This year, for the first time, my husband and I are observing a holiday meal as guests at the table of a member of the next generation. That’s right, the torch has been passed. My nephew (who I swear was a gap-toothed little kid the last time I looked), his wife, and their stalwart sousaphone-playing son invited us to their table.
What’s more, nephew Andy surprised me down to my toes by saying they were eager to sit me down and pick my brain about family history! I’m delighted to tell what I know, but I’m certainly not old enough to be the family historian. That’s a job for . . . oh, yeah. I guess from his perspective, I am the older generation.
There are new chapters opening all around us, all the time.

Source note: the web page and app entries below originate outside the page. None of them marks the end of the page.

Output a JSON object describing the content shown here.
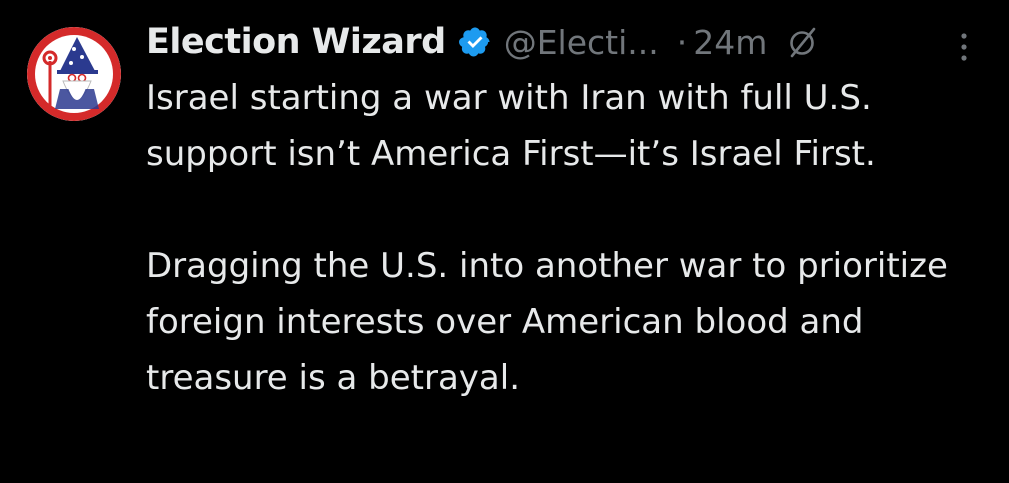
{
  "tweet": {
    "author": {
      "display_name": "Election Wizard",
      "handle": "@Electi...",
      "verified": true,
      "verified_color": "#1d9bf0",
      "avatar_icon": "wizard-avatar-icon"
    },
    "separator": "·",
    "timestamp": "24m",
    "paragraphs": [
      "Israel starting a war with Iran with full U.S. support isn’t America First—it’s Israel First.",
      "Dragging the U.S. into another war to prioritize foreign interests over American blood and treasure is a betrayal."
    ],
    "icons": {
      "verified": "verified-badge-icon",
      "grok": "grok-icon",
      "more": "more-options-icon"
    }
  },
  "colors": {
    "background": "#000000",
    "text_primary": "#e7e9ea",
    "text_secondary": "#71767b",
    "avatar_red": "#d42a2a",
    "avatar_blue": "#2b3a8f"
  }
}
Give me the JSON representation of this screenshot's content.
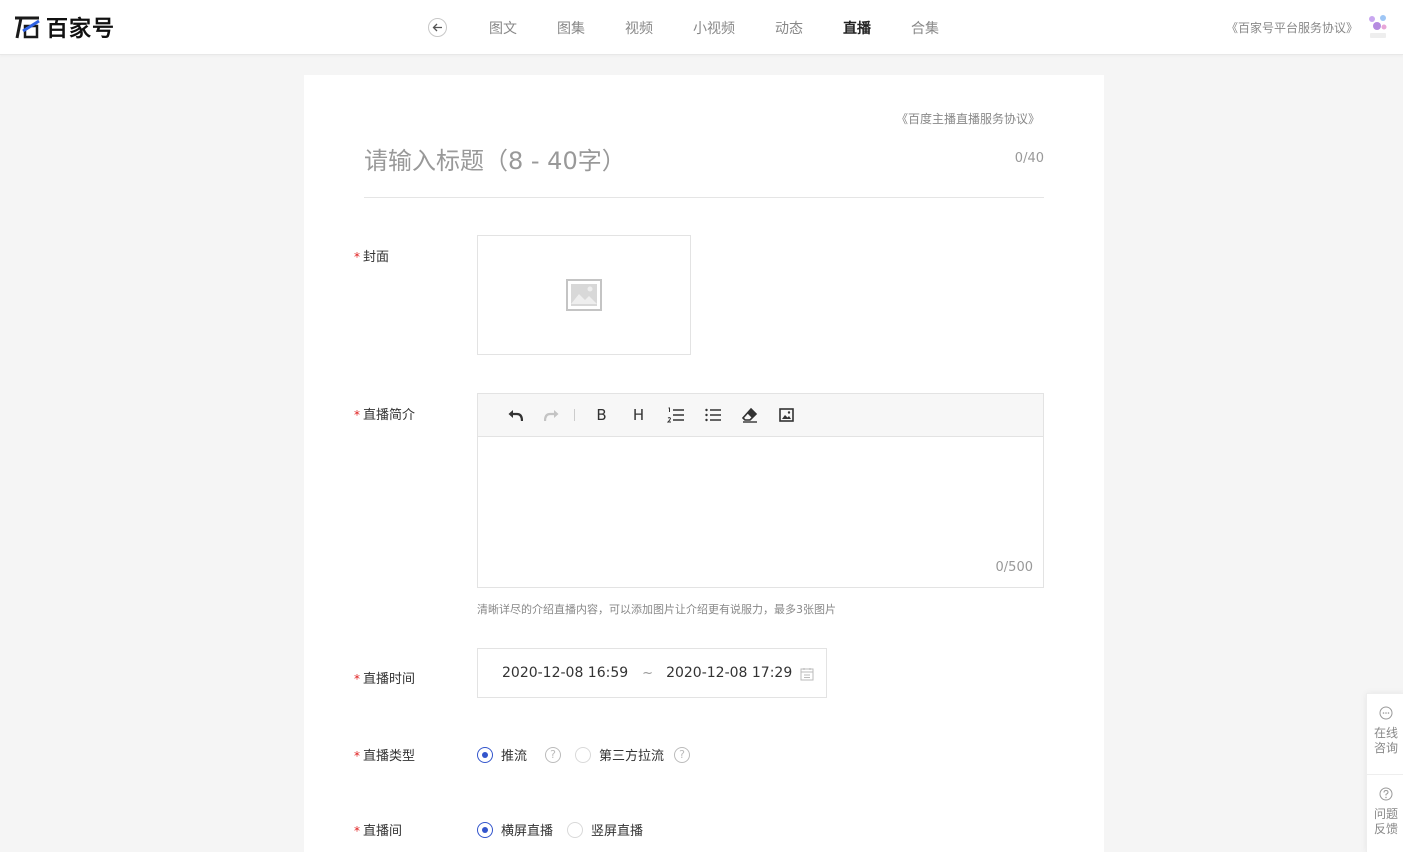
{
  "header": {
    "logo_text": "百家号",
    "nav": [
      "图文",
      "图集",
      "视频",
      "小视频",
      "动态",
      "直播",
      "合集"
    ],
    "active_nav": "直播",
    "agreement": "《百家号平台服务协议》",
    "icons": {
      "back": "arrow-left-icon",
      "logo": "baijiahao-logo-icon",
      "avatar": "user-avatar-icon"
    }
  },
  "form": {
    "agreement": "《百度主播直播服务协议》",
    "title_placeholder": "请输入标题（8 - 40字）",
    "title_count": "0/40",
    "required_mark": "*",
    "cover": {
      "label": "封面",
      "icon": "image-placeholder-icon"
    },
    "intro": {
      "label": "直播简介",
      "count": "0/500",
      "hint": "清晰详尽的介绍直播内容，可以添加图片让介绍更有说服力，最多3张图片",
      "toolbar": {
        "bold": "B",
        "heading": "H"
      }
    },
    "time": {
      "label": "直播时间",
      "start": "2020-12-08 16:59",
      "separator": "~",
      "end": "2020-12-08 17:29"
    },
    "type": {
      "label": "直播类型",
      "options": [
        "推流",
        "第三方拉流"
      ],
      "selected": "推流"
    },
    "room": {
      "label": "直播间",
      "options": [
        "横屏直播",
        "竖屏直播"
      ],
      "selected": "横屏直播"
    }
  },
  "float_panel": {
    "consult": "在线咨询",
    "feedback": "问题反馈"
  },
  "colors": {
    "accent": "#3355cc",
    "required": "#e02020"
  }
}
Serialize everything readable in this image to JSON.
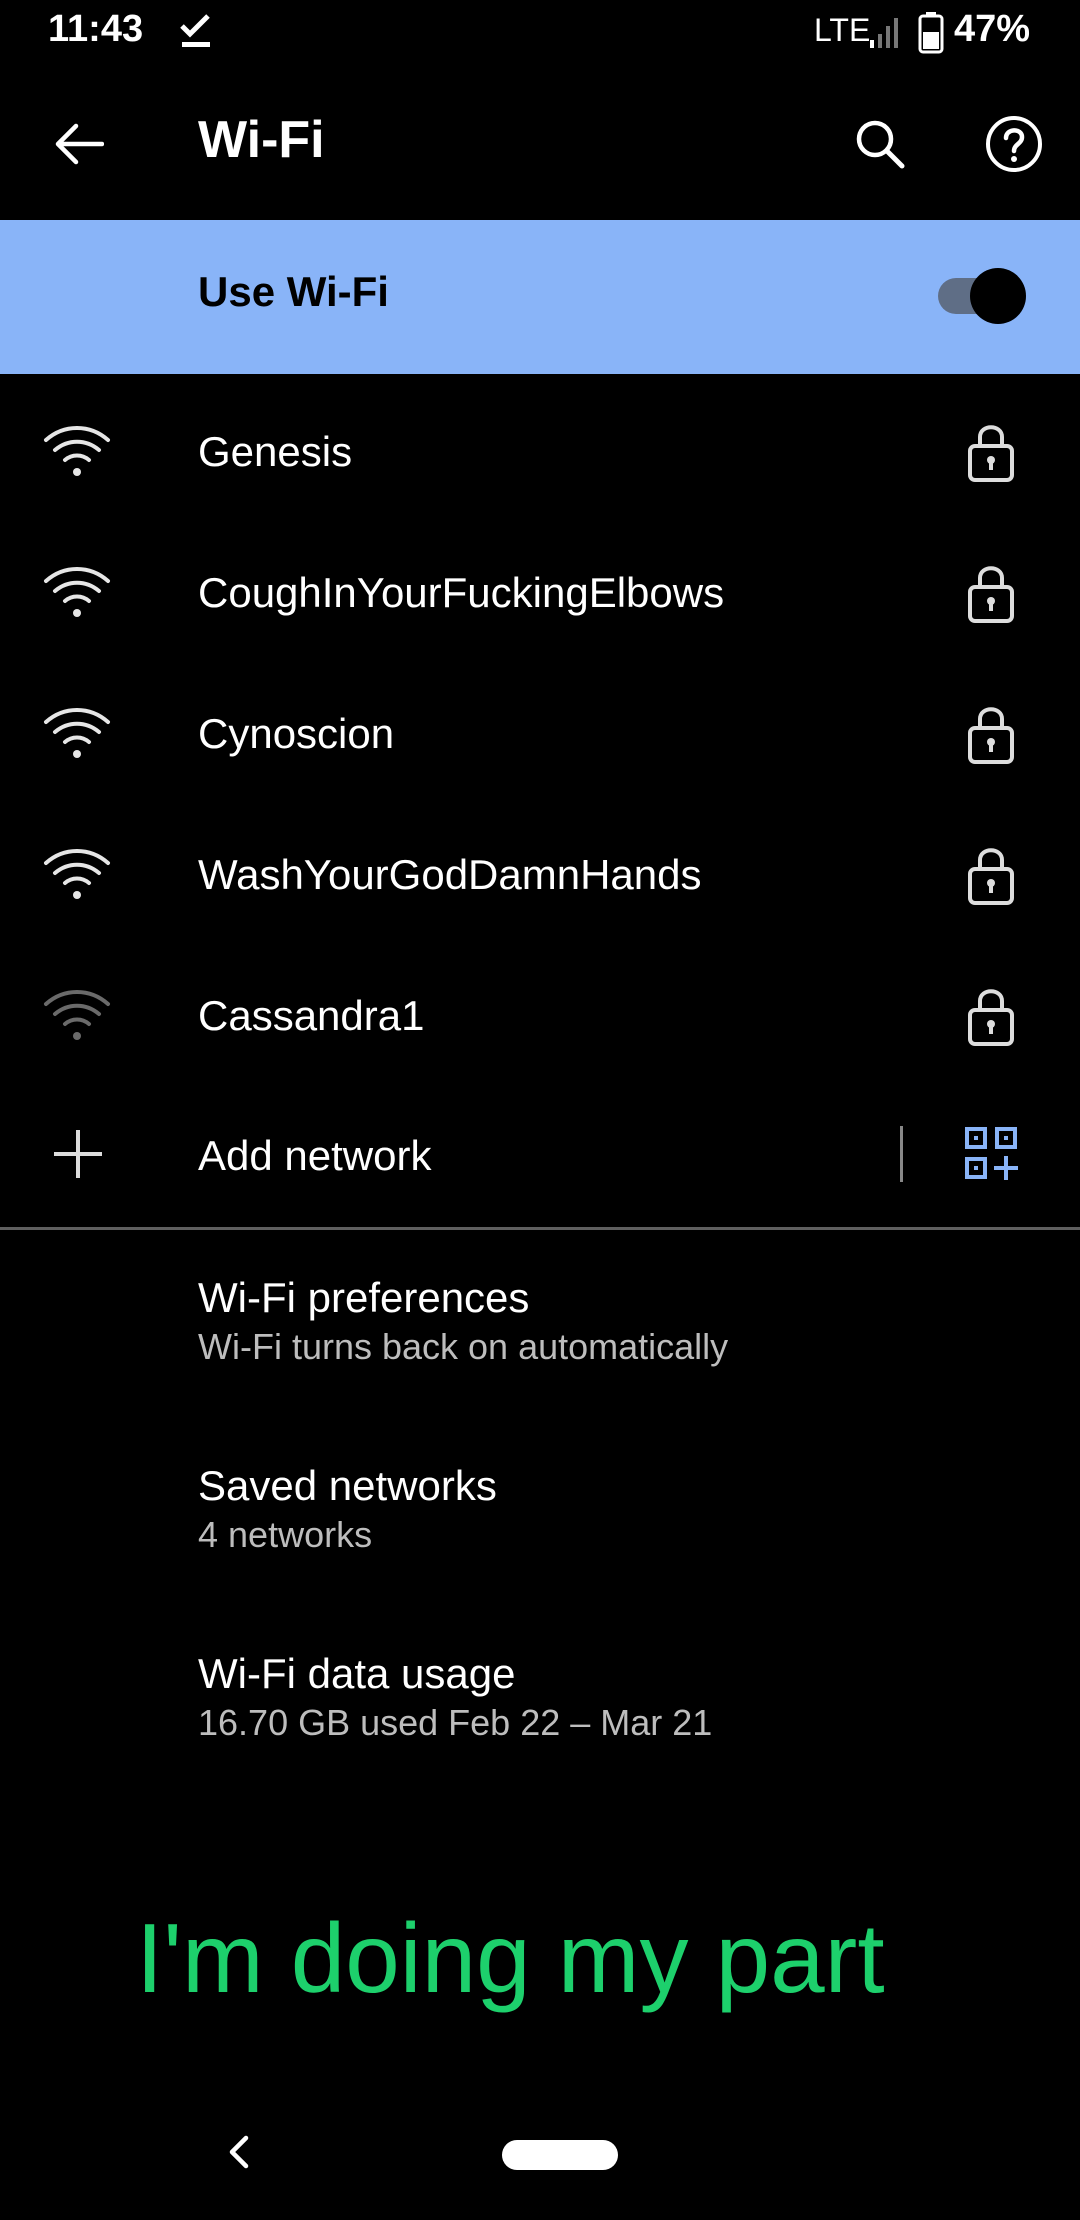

Yes, the family history book is clearly opening a new chapter, which is something to be thankful for. (Time for a thankoffering!) And then I thought some more about it.
There are new chapters opening all around us, all the time. Sometimes we know that they’re coming and when they’re coming, and we can plan ahead for them. For example, we stash a little away for birthday presents or for next year’s vacation. Parents save up for their kids’ educations, and so on.
But then there are those things we know are coming eventually (like becoming the older generation) but we don’t know when. We all need to plan for those new chapters, too–which will open, whether we’re ready or not.
How do we get ready for chapters that will open sometime but we don’t know when? For one thing, I’ll get in touch with some cousins to ask for more family history details to pass on.
And I’m going to think some more about updating all those essential plans and papers that no one likes to think about. It’ll be a kindness to the younger generation–which is the least I can do after that fabulous feast.
How will you prepare for a new chapter?
Audrey Riley is director for stewardship and development for Women of the ELCA.